Looking ahead to next week, the calendar is very busy, although it may initially be overshadowed by the TARP plan, and central bank moves could dominate the tape later. Personal income and spending numbers for August are due on Monday, with both estimated on average to rise 0.2%. The consensus forecast for the PCE inflation indicator is for another rise of 0.2%, which would be welcomed by the markets (it ran at 0.3% the last two months, too high for the Fed’s liking).
Tuesday will see the Chicago PMI, which had a strongish reading last month and is cautiously expected to be above average for August. The Conference Board’s consumer confidence number will also be released, for which the cutoff should be around the 19th or so, so it might capture some of the impact of the recent front-page crises. The Case-Shiller home price index comes as well, and that one has showed some pockets of stability of late. In the current environment, any change in trend is almost sure to move the markets.
The ISM will report the results of its latest survey of manufacturing trends on Wednesday and of non-manufacturing trends on Friday. They are both expected to be about neutral, and some of the regional surveys have been conflicting. Market-watchers will want to see in particular if the weak durable goods number is born out by the ISM manufacturing number. The former probably will show up in the latest factory orders report, set for release on Thursday.
Wednesday will also see the release of August construction data – estimated to have fallen another (-0.5)%, and the ADP payroll report, which is getting heightened scrutiny these days, though it rarely comes at all close to the main jobs report. The latter, one of the two big enchiladas in the market’s diet (the other being FOMC meetings), is expected to arrive Friday with tidings of a loss of one hundred thousand jobs. That looks about right to us, although we caution that any month’s report should usually be taken with a healthy dose of salt. Even so, something larger than that would rattle everyone’s cage.

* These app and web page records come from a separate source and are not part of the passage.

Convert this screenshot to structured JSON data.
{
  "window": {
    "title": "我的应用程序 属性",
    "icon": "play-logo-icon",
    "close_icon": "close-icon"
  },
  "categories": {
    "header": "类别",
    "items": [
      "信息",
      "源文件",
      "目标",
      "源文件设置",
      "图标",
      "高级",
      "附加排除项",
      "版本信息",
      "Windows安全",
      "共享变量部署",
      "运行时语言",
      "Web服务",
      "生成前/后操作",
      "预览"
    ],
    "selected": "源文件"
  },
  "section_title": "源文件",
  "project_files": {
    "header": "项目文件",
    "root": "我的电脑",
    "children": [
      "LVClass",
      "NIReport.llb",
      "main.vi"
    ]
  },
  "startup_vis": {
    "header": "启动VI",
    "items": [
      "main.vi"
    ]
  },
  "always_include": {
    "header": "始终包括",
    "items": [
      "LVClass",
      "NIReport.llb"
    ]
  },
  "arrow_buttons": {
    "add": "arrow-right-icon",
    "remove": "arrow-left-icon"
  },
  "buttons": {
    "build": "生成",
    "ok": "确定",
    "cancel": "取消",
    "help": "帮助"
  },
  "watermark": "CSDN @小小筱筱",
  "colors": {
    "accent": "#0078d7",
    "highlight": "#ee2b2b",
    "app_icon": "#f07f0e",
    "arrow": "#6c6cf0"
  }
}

We promised you a name last week, and by golly we’re delivering one. That company is hard-drive maker Western Digital (WDC). After gobbling up competitor Komag last year (a name we also recommended), Western is the second largest such supplier in the country after rival Seagate (STX).
It’s hard enough to recommend anything but cash these days (and only T-bills, at that) with the travails of the markets, and a global slowdown/recession blooming. So why Western Digital?

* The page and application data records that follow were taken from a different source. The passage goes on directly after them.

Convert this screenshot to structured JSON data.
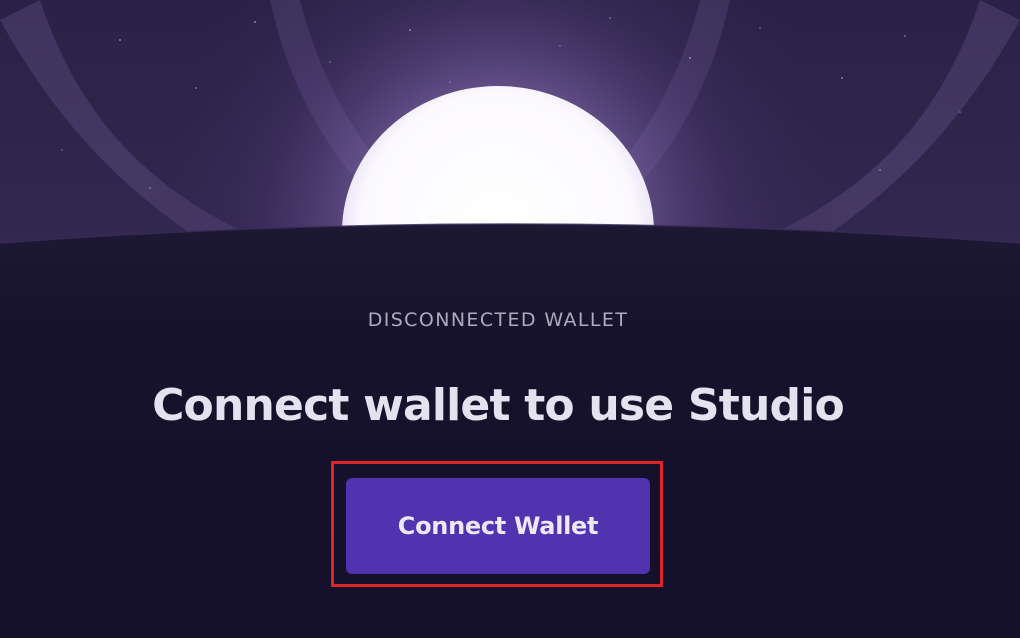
{
  "status_label": "DISCONNECTED WALLET",
  "headline": "Connect wallet to use Studio",
  "connect_button_label": "Connect Wallet",
  "colors": {
    "background": "#15112a",
    "sky_top": "#2a2246",
    "glow": "#8d73b8",
    "sun": "#ffffff",
    "button": "#5133b0",
    "highlight_border": "#e0232a"
  }
}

To begin with, it’s cheap as dirt. At Friday’s close of $21.60, the stock price has fallen nearly in half from its 52-week high set back in the halcyon days of June. It’s trading at a post-tech-crash low of 5.6 times earnings, and even better, just north of three-and-a-half times operating cash flow. That’s cheap written large.
The balance sheet is in good shape too, with more than twice as much cash (about $4.95 a share) as long-term debt (about $2.15 per share), according to its annual SEC filing last month.
The question of the global slowdown still remains, however, and there are increasing rumblings of cutbacks in orders in the personal computer industry. Yet at this level, we think that those fears are well reflected in the price. In addition, the hard-drive business isn’t just desktops and laptops anymore. It’s mobile phones (especially smart phones), MP3 players, portable USB drives and other assorted digital devices needing more than card-based storage.
The sales growth of most consumer-related items looks certain to slow for at least another quarter or two, yet the mobile phone and PC business (led by laptop sales) has been surprising stable. They are practically consumer staples now, and perhaps something to treat oneself to when postponing bigger purchases such as autos or homes. At this valuation entry level, it seems awfully hard not to be looking smart a year from now.